Weird Stuff That Happens With Full Aura Migraines
The first time I had a full aura migraine, I was about eight years old and had no idea what was going on. I looked at one of our cats and gasped – he was missing an eye! I quickly told my mother, but then realized that I was wrong; the cat wasn’t missing his eye. I just couldn’t see it. I had a blind spot. How weird. Then I went outside to water the garden, and while I was outside, my arm started tingling and feeling weird. Then it moved to my face. I went inside and told my mother about my new symptoms, and she had my grandparents rush me to the pediatrician, convinced I was suffering or about to suffer from a stroke. My pediatrician didn’t seem worried – he told me I was hyperventilating and sent me home. Within a few minutes of arriving home, I was hit with the most severe headache I’d ever had and hid in a darkened room. Lucky for me, my father also had migraines, and he recognized what had happened. I remember him getting home from work, then I threw up and felt much better. Needless to say, I’m not very fond of migraines, but I am rather used to them.
What's a Migraine?
What is an “aura”?
When you refer to a migraine with an aura, the aura is the accompanying symptoms that do not include the headache. Auras can vary from person to person, but they may include symptoms such as numbness, tingling, vision disturbances, aphasia, and nausea and vomiting. Auras normally last anywhere from 10 to 45 minutes, but everyone is different.
Before you get your headache, you may suffer from numbness in various body parts. For me, this numbness often moves around, and it may be localized on one side of the body or not. In a recent migraine, I had numbness that began in my arm, moved to my nose, moved to my ear, and then finally moved to my mouth and teeth. (Yes, your teeth can feel numb – and it’s very weird!) The difference between this and the feeling of a limb going to sleep is that when a limb goes to sleep, you generally can try to make it “wake up.” With numbness from an aura, you may just have to suffer through it.
This often goes along with the numbness. It’s the feeling that something is waking up that fell asleep, but it comes without the body part going number first. I often get tingling at the tip of my nose when I’m getting a migraine.
Vision disturbances can be part of a migraine or they can be the migraine. In some cases, people may suffer from “ocular migraines,” in which case the only symptom they get will be the vision disturbances. These visual disturbances can include tunnel vision, wavy lines, and blind spots. When you get wavy lines, they are often black and white and they may move. The pattern is generally a zig-zag pattern. The most unpleasant part of this symptom, in my opinion, is that even when you close your eyes, you still see the visual disturbances!
A Migraine and a Stroke: What's the Difference?

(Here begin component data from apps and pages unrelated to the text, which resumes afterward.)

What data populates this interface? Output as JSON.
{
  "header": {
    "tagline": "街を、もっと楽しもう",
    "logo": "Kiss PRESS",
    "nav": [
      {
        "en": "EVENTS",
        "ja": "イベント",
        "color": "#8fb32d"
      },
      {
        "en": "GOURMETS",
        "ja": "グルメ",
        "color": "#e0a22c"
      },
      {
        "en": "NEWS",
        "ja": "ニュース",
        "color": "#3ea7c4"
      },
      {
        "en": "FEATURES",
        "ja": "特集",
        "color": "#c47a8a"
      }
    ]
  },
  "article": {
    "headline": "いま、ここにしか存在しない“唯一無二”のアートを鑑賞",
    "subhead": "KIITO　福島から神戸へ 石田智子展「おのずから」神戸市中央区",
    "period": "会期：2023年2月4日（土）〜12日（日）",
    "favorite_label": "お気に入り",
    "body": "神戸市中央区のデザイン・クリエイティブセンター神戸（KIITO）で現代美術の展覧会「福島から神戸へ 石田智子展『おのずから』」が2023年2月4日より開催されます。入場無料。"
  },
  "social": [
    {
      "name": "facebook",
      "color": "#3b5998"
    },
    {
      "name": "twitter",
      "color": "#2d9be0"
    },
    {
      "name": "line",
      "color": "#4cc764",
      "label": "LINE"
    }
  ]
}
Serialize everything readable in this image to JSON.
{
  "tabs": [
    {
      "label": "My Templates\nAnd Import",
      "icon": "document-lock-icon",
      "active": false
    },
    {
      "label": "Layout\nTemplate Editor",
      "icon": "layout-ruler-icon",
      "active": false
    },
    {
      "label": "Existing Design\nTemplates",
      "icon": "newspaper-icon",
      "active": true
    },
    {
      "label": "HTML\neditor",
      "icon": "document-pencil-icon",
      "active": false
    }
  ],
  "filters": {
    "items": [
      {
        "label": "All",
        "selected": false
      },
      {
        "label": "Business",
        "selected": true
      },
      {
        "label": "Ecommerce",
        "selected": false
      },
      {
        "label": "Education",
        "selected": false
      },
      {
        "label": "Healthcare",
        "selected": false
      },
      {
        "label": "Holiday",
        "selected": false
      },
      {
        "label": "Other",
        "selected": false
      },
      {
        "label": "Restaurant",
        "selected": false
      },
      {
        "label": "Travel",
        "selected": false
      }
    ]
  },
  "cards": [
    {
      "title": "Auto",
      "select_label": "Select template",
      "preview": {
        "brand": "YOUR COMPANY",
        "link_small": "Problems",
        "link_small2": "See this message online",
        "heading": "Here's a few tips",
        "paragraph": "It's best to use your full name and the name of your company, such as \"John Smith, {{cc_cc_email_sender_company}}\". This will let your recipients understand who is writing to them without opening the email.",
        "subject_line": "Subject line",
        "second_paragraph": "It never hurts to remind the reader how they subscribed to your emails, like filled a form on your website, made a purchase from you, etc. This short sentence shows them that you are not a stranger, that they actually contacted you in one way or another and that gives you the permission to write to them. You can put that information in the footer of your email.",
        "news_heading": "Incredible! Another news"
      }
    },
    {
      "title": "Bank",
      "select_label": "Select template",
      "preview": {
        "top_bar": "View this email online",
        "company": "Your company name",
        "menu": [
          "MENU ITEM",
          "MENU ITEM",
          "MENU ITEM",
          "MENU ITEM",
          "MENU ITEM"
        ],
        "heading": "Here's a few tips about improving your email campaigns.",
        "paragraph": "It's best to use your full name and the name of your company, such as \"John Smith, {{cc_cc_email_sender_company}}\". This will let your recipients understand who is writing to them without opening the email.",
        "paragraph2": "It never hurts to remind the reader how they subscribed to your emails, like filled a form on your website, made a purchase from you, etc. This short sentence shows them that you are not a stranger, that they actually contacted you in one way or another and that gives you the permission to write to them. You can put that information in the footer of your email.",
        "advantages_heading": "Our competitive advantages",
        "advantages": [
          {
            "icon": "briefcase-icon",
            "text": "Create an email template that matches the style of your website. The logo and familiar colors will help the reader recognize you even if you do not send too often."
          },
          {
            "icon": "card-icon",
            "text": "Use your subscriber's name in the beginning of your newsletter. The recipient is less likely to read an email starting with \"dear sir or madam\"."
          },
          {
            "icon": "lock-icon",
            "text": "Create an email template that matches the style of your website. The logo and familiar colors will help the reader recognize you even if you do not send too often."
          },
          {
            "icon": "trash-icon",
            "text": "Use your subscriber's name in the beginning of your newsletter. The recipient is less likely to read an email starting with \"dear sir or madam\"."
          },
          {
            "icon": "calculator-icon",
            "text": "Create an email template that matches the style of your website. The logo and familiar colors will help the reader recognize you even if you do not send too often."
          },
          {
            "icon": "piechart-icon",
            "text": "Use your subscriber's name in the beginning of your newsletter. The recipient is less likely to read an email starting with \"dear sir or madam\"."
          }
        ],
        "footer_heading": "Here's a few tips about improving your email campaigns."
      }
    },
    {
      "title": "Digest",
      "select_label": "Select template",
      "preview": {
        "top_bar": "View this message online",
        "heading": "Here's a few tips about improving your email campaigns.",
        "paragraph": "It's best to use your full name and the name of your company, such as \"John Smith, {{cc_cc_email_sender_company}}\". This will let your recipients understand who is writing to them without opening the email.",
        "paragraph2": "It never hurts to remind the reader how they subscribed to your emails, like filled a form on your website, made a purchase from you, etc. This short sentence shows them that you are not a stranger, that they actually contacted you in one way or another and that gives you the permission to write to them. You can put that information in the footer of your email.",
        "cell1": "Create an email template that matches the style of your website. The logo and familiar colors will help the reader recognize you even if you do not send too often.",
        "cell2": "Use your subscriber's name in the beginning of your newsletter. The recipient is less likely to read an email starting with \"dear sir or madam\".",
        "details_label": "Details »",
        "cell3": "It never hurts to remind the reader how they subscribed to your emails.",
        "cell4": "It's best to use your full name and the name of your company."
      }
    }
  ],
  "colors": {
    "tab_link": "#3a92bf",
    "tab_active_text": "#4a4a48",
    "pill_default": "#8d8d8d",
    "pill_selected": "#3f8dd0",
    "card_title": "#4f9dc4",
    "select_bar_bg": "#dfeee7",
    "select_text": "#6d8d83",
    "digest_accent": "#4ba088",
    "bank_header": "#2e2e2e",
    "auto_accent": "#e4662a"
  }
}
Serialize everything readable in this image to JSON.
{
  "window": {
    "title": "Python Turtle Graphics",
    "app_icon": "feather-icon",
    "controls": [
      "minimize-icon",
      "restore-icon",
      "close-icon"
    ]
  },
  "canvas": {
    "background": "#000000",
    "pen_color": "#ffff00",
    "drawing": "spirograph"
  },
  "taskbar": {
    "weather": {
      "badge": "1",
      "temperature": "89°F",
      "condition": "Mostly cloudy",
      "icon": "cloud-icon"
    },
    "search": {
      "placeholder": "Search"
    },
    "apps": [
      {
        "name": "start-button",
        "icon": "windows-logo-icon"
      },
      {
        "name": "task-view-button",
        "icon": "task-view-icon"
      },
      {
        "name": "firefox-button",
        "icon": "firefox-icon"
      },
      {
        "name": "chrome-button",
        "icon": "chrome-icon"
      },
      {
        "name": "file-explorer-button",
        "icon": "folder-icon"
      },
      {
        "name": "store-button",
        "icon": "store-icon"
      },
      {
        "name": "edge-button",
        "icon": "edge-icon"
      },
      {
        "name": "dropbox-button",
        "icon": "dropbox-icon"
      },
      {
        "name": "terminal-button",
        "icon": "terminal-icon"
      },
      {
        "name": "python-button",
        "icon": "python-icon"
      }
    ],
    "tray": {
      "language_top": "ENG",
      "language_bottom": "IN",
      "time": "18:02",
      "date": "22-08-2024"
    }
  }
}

This is a very rare part of an aura, but it can and does happen. With aphasia, the person with the migraine can have three different effects: 1. They may find that they are unable to say the correct word they are thinking of, and they know that they are saying the wrong word. 2. They may find that they cannot say the correct word, but they think they are saying the right word. 3. They may find that they do not understand what other people say and cannot communicate themselves, either. In all cases, writing may be affected as well, making communication during aphasia extremely difficult. Slowing down and breathing can help the person with aphasia to concentrate and produce the right word, but only if they are aware that the word they are using is the wrong one.
Nausea and Vomiting
Unfortunately, this is a very common part of migraines. While some people may vomit after the migraine or as part of the conclusion of the migraine, other people will begin throwing up when the migraine begins. Other people may just have nausea that begins with the aura and lasts for the duration of the migraine.
Seeing a Neurologist
If you have never had a migraine before, or if you have had migraines before but not with auras and suddenly you begin having aura-like symptoms, you will want to see a doctor. Neurologists may be able to help you by prescribing medication to help stop the migraine symptoms and headaches, and they may also send you for tests, such as MRIs, to be sure that you do not have any other neurological issues that are contributing factors.
Warnings about Migraine Symptoms
If you have any neurological symptoms that you think are part of a migraine but that you haven’t had before, call your doctor or 911 immediately! These symptoms are similar to those of strokes, and it is always best to be safe instead of sorry. The sooner you get treatment for a stroke, the better. Don’t delay – those symptoms are there to let you know a problem exists. Don’t ignore them!